EXERCISE:
From the first line to the last, print the records exactly, leaving out the pictures.

INFORMATION PROVIDED:
• • • • • • •
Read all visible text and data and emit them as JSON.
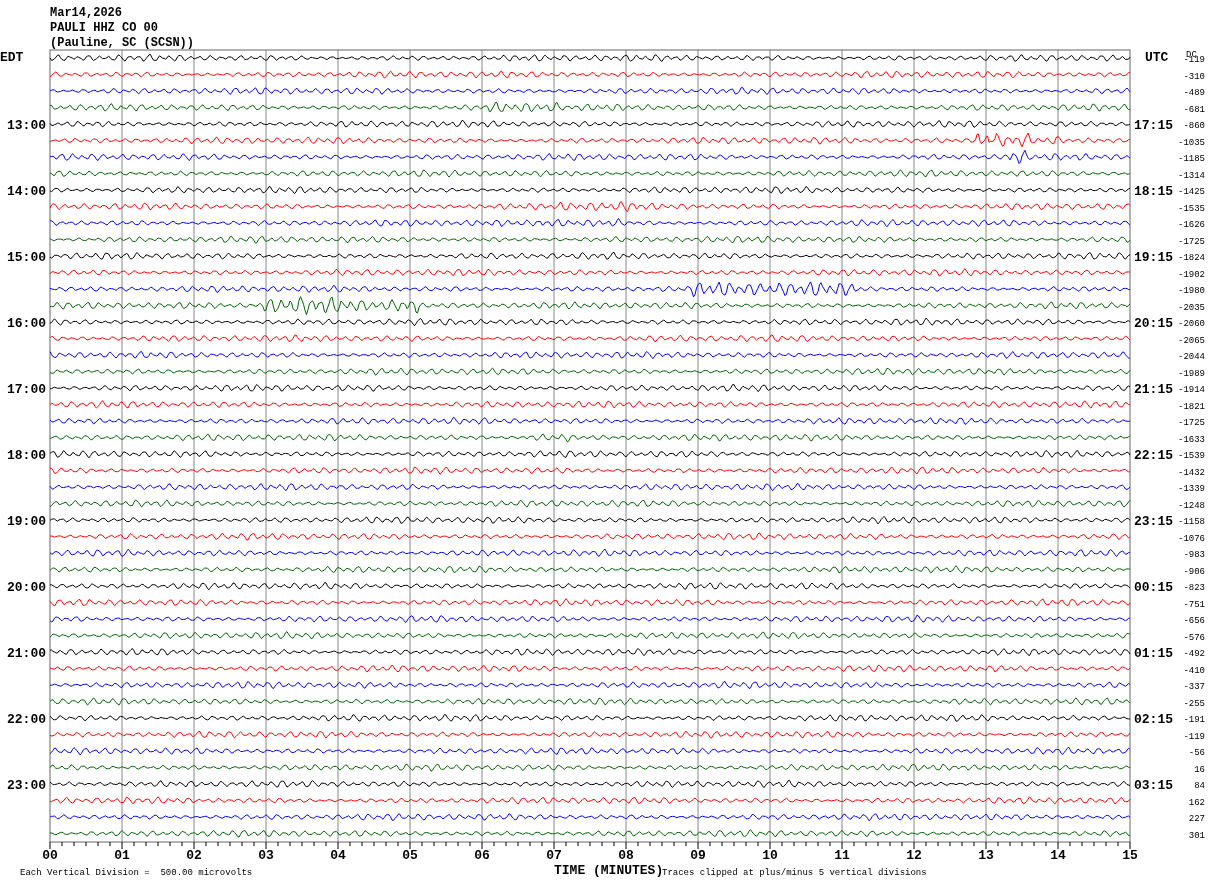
{
  "header": {
    "date": "Mar14,2026",
    "station": "PAULI HHZ CO 00",
    "location": "(Pauline, SC (SCSN))"
  },
  "left_timezone": "EDT",
  "right_timezone": "UTC",
  "dc_label": "DC",
  "rows": [
    {
      "dc": "-119",
      "color": "#000000"
    },
    {
      "dc": "-310",
      "color": "#ff0000"
    },
    {
      "dc": "-489",
      "color": "#0000ff"
    },
    {
      "dc": "-681",
      "color": "#006400"
    },
    {
      "left_time": "13:00",
      "right_time": "17:15",
      "dc": "-860",
      "color": "#000000"
    },
    {
      "dc": "-1035",
      "color": "#ff0000"
    },
    {
      "dc": "-1185",
      "color": "#0000ff"
    },
    {
      "dc": "-1314",
      "color": "#006400"
    },
    {
      "left_time": "14:00",
      "right_time": "18:15",
      "dc": "-1425",
      "color": "#000000"
    },
    {
      "dc": "-1535",
      "color": "#ff0000"
    },
    {
      "dc": "-1626",
      "color": "#0000ff"
    },
    {
      "dc": "-1725",
      "color": "#006400"
    },
    {
      "left_time": "15:00",
      "right_time": "19:15",
      "dc": "-1824",
      "color": "#000000"
    },
    {
      "dc": "-1902",
      "color": "#ff0000"
    },
    {
      "dc": "-1980",
      "color": "#0000ff"
    },
    {
      "dc": "-2035",
      "color": "#006400"
    },
    {
      "left_time": "16:00",
      "right_time": "20:15",
      "dc": "-2060",
      "color": "#000000"
    },
    {
      "dc": "-2065",
      "color": "#ff0000"
    },
    {
      "dc": "-2044",
      "color": "#0000ff"
    },
    {
      "dc": "-1989",
      "color": "#006400"
    },
    {
      "left_time": "17:00",
      "right_time": "21:15",
      "dc": "-1914",
      "color": "#000000"
    },
    {
      "dc": "-1821",
      "color": "#ff0000"
    },
    {
      "dc": "-1725",
      "color": "#0000ff"
    },
    {
      "dc": "-1633",
      "color": "#006400"
    },
    {
      "left_time": "18:00",
      "right_time": "22:15",
      "dc": "-1539",
      "color": "#000000"
    },
    {
      "dc": "-1432",
      "color": "#ff0000"
    },
    {
      "dc": "-1339",
      "color": "#0000ff"
    },
    {
      "dc": "-1248",
      "color": "#006400"
    },
    {
      "left_time": "19:00",
      "right_time": "23:15",
      "dc": "-1158",
      "color": "#000000"
    },
    {
      "dc": "-1076",
      "color": "#ff0000"
    },
    {
      "dc": "-983",
      "color": "#0000ff"
    },
    {
      "dc": "-906",
      "color": "#006400"
    },
    {
      "left_time": "20:00",
      "right_time": "00:15",
      "dc": "-823",
      "color": "#000000"
    },
    {
      "dc": "-751",
      "color": "#ff0000"
    },
    {
      "dc": "-656",
      "color": "#0000ff"
    },
    {
      "dc": "-576",
      "color": "#006400"
    },
    {
      "left_time": "21:00",
      "right_time": "01:15",
      "dc": "-492",
      "color": "#000000"
    },
    {
      "dc": "-410",
      "color": "#ff0000"
    },
    {
      "dc": "-337",
      "color": "#0000ff"
    },
    {
      "dc": "-255",
      "color": "#006400"
    },
    {
      "left_time": "22:00",
      "right_time": "02:15",
      "dc": "-191",
      "color": "#000000"
    },
    {
      "dc": "-119",
      "color": "#ff0000"
    },
    {
      "dc": "-56",
      "color": "#0000ff"
    },
    {
      "dc": "16",
      "color": "#006400"
    },
    {
      "left_time": "23:00",
      "right_time": "03:15",
      "dc": "84",
      "color": "#000000"
    },
    {
      "dc": "162",
      "color": "#ff0000"
    },
    {
      "dc": "227",
      "color": "#0000ff"
    },
    {
      "dc": "301",
      "color": "#006400"
    }
  ],
  "x_axis": {
    "ticks": [
      "00",
      "01",
      "02",
      "03",
      "04",
      "05",
      "06",
      "07",
      "08",
      "09",
      "10",
      "11",
      "12",
      "13",
      "14",
      "15"
    ],
    "title": "TIME (MINUTES)"
  },
  "footer": {
    "scale_note": "Each Vertical Division =  500.00 microvolts",
    "clip_note": "Traces clipped at plus/minus 5 vertical divisions"
  }
}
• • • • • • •
TASK OUTPUT:
Read all visible text and data and emit them as JSON.
{
  "header": {
    "date": "Mar14,2026",
    "station": "PAULI HHZ CO 00",
    "location": "(Pauline, SC (SCSN))"
  },
  "left_timezone": "EDT",
  "right_timezone": "UTC",
  "dc_label": "DC",
  "rows": [
    {
      "dc": "-119",
      "color": "#000000"
    },
    {
      "dc": "-310",
      "color": "#ff0000"
    },
    {
      "dc": "-489",
      "color": "#0000ff"
    },
    {
      "dc": "-681",
      "color": "#006400"
    },
    {
      "left_time": "13:00",
      "right_time": "17:15",
      "dc": "-860",
      "color": "#000000"
    },
    {
      "dc": "-1035",
      "color": "#ff0000"
    },
    {
      "dc": "-1185",
      "color": "#0000ff"
    },
    {
      "dc": "-1314",
      "color": "#006400"
    },
    {
      "left_time": "14:00",
      "right_time": "18:15",
      "dc": "-1425",
      "color": "#000000"
    },
    {
      "dc": "-1535",
      "color": "#ff0000"
    },
    {
      "dc": "-1626",
      "color": "#0000ff"
    },
    {
      "dc": "-1725",
      "color": "#006400"
    },
    {
      "left_time": "15:00",
      "right_time": "19:15",
      "dc": "-1824",
      "color": "#000000"
    },
    {
      "dc": "-1902",
      "color": "#ff0000"
    },
    {
      "dc": "-1980",
      "color": "#0000ff"
    },
    {
      "dc": "-2035",
      "color": "#006400"
    },
    {
      "left_time": "16:00",
      "right_time": "20:15",
      "dc": "-2060",
      "color": "#000000"
    },
    {
      "dc": "-2065",
      "color": "#ff0000"
    },
    {
      "dc": "-2044",
      "color": "#0000ff"
    },
    {
      "dc": "-1989",
      "color": "#006400"
    },
    {
      "left_time": "17:00",
      "right_time": "21:15",
      "dc": "-1914",
      "color": "#000000"
    },
    {
      "dc": "-1821",
      "color": "#ff0000"
    },
    {
      "dc": "-1725",
      "color": "#0000ff"
    },
    {
      "dc": "-1633",
      "color": "#006400"
    },
    {
      "left_time": "18:00",
      "right_time": "22:15",
      "dc": "-1539",
      "color": "#000000"
    },
    {
      "dc": "-1432",
      "color": "#ff0000"
    },
    {
      "dc": "-1339",
      "color": "#0000ff"
    },
    {
      "dc": "-1248",
      "color": "#006400"
    },
    {
      "left_time": "19:00",
      "right_time": "23:15",
      "dc": "-1158",
      "color": "#000000"
    },
    {
      "dc": "-1076",
      "color": "#ff0000"
    },
    {
      "dc": "-983",
      "color": "#0000ff"
    },
    {
      "dc": "-906",
      "color": "#006400"
    },
    {
      "left_time": "20:00",
      "right_time": "00:15",
      "dc": "-823",
      "color": "#000000"
    },
    {
      "dc": "-751",
      "color": "#ff0000"
    },
    {
      "dc": "-656",
      "color": "#0000ff"
    },
    {
      "dc": "-576",
      "color": "#006400"
    },
    {
      "left_time": "21:00",
      "right_time": "01:15",
      "dc": "-492",
      "color": "#000000"
    },
    {
      "dc": "-410",
      "color": "#ff0000"
    },
    {
      "dc": "-337",
      "color": "#0000ff"
    },
    {
      "dc": "-255",
      "color": "#006400"
    },
    {
      "left_time": "22:00",
      "right_time": "02:15",
      "dc": "-191",
      "color": "#000000"
    },
    {
      "dc": "-119",
      "color": "#ff0000"
    },
    {
      "dc": "-56",
      "color": "#0000ff"
    },
    {
      "dc": "16",
      "color": "#006400"
    },
    {
      "left_time": "23:00",
      "right_time": "03:15",
      "dc": "84",
      "color": "#000000"
    },
    {
      "dc": "162",
      "color": "#ff0000"
    },
    {
      "dc": "227",
      "color": "#0000ff"
    },
    {
      "dc": "301",
      "color": "#006400"
    }
  ],
  "x_axis": {
    "ticks": [
      "00",
      "01",
      "02",
      "03",
      "04",
      "05",
      "06",
      "07",
      "08",
      "09",
      "10",
      "11",
      "12",
      "13",
      "14",
      "15"
    ],
    "title": "TIME (MINUTES)"
  },
  "footer": {
    "scale_note": "Each Vertical Division =  500.00 microvolts",
    "clip_note": "Traces clipped at plus/minus 5 vertical divisions"
  }
}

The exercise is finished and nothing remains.